Other reasons for spikes may include product releases, new website launches, press placements, and one-off ad campaigns. Take the time to understand the causes for major increases in traffic to determine what methods of promotion have worked best. Of course, also look at the engagement from traffic on these days, as well as the impact on conversions.
Keeping in mind our goal of looking at longer term trends, let’s look at a month’s range around one of the larger traffic spikes to see the impact specifically on an eguide purchase promoted via this website.
Here, we can see the spike in eguide purchases (dark blue) on July 20, the date the major spike in sessions occurred.
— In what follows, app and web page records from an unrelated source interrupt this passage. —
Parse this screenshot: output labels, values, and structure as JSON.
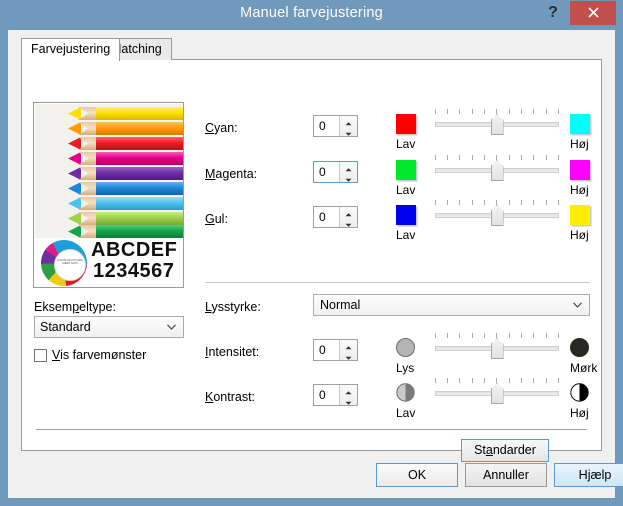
{
  "window": {
    "title": "Manuel farvejustering",
    "help_icon": "question-mark-icon",
    "close_icon": "close-icon",
    "titlebar_color": "#7199bb",
    "close_button_color": "#c0504d"
  },
  "tabs": [
    {
      "label": "Farvejustering",
      "active": true
    },
    {
      "label": "Matching",
      "active": false
    }
  ],
  "preview": {
    "sample_text_alpha": "ABCDEF",
    "sample_text_numeric": "1234567",
    "donut_center_text": "COLOR\nADJUST\nDATA SHEET\nCMYK",
    "pencil_colors": [
      "#ffe000",
      "#ff9d00",
      "#ee1c25",
      "#e4008c",
      "#6d2fa5",
      "#1e87d8",
      "#4ec3f0",
      "#9fd14a",
      "#15a44a"
    ]
  },
  "left_panel": {
    "eksempeltype_label": "Eksempeltype:",
    "eksempeltype_accel": "p",
    "eksempeltype_value": "Standard",
    "eksempeltype_options": [
      "Standard"
    ],
    "checkbox_label": "Vis farvemønster",
    "checkbox_accel": "V",
    "checkbox_checked": false
  },
  "color_rows": [
    {
      "label": "Cyan:",
      "accel": "C",
      "value": "0",
      "focused": false,
      "low_label": "Lav",
      "high_label": "Høj",
      "low_color": "#ff0000",
      "high_color": "#00ffff",
      "slider_percent": 50
    },
    {
      "label": "Magenta:",
      "accel": "M",
      "value": "0",
      "focused": true,
      "low_label": "Lav",
      "high_label": "Høj",
      "low_color": "#00e82a",
      "high_color": "#ff00ff",
      "slider_percent": 50
    },
    {
      "label": "Gul:",
      "accel": "G",
      "value": "0",
      "focused": false,
      "low_label": "Lav",
      "high_label": "Høj",
      "low_color": "#0000ee",
      "high_color": "#ffee00",
      "slider_percent": 50
    }
  ],
  "lysstyrke": {
    "label": "Lysstyrke:",
    "accel": "L",
    "value": "Normal",
    "options": [
      "Normal"
    ]
  },
  "tone_rows": [
    {
      "label": "Intensitet:",
      "accel": "I",
      "value": "0",
      "low_label": "Lys",
      "high_label": "Mørk",
      "low_icon": "light-circle-icon",
      "high_icon": "dark-circle-icon",
      "low_color": "#b4b4b4",
      "high_color": "#272a22",
      "slider_percent": 50
    },
    {
      "label": "Kontrast:",
      "accel": "K",
      "value": "0",
      "low_label": "Lav",
      "high_label": "Høj",
      "low_icon": "half-gray-circle-icon",
      "high_icon": "half-black-circle-icon",
      "low_color": "#b4b4b4",
      "high_color": "#000000",
      "slider_percent": 50
    }
  ],
  "buttons": {
    "standarder": "Standarder",
    "standarder_accel": "a",
    "ok": "OK",
    "cancel": "Annuller",
    "help": "Hjælp"
  }
}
However, note that average conversion rate (light blue) actually dipped down from the level of some surrounding days with the volume of extra people on the site on July 20.
As a word of caution, when looking at longer data ranges, watch for periods of time when data may not have tracked properly. For example, the analytics code may have dropped out of the site during an update, with a few days’ worth of data lost before the issue was caught and corrected. Watch for days where data drops abnormally and note any site issues that occurred in that timeframe. Add annotations in Google Analytics to remind yourself of incidents that may have interfered with accurate data.
Megalytic Feature: Rolling Averages
When you build analytics reports in Megalytic, you’ll find several useful widgets that expand on the data available in Google Analytics to help you better evaluate performance over time. The widget shows weekly visits but also calculates a rolling average based on a larger period of time (30 days, 90 days, or more) to show a bigger picture of how average statistics are changing.
To add this widget, select “Add Widget” and use the search bar to find the Rolling Average widget. Drag it into the main report to add it. You can then select the gear symbol on the widget to select further options, such as the number of days to use for the rolling average.
In this example, you can see the line graph (a 30-day rolling average) follows a smoother course than the bar graph (weekly sessions), In addition, you can see how weekly sessions compared to the rolling average in the table beneath the graph. For this site, a seasonal business that sees traffic rise in the summer and decrease in fall, we can use the rolling average to better visualize how volume lessens later in the year.
To fully evaluate the performance of a website over time, move beyond simply reporting weekly and monthly statistics to look at data on quarterly and yearly levels, while comparing to previous periods. Use the tools available through Google Analytics, as well as reporting platforms like Megalytic, to analyze the data and present it in a format your boss or client will understand.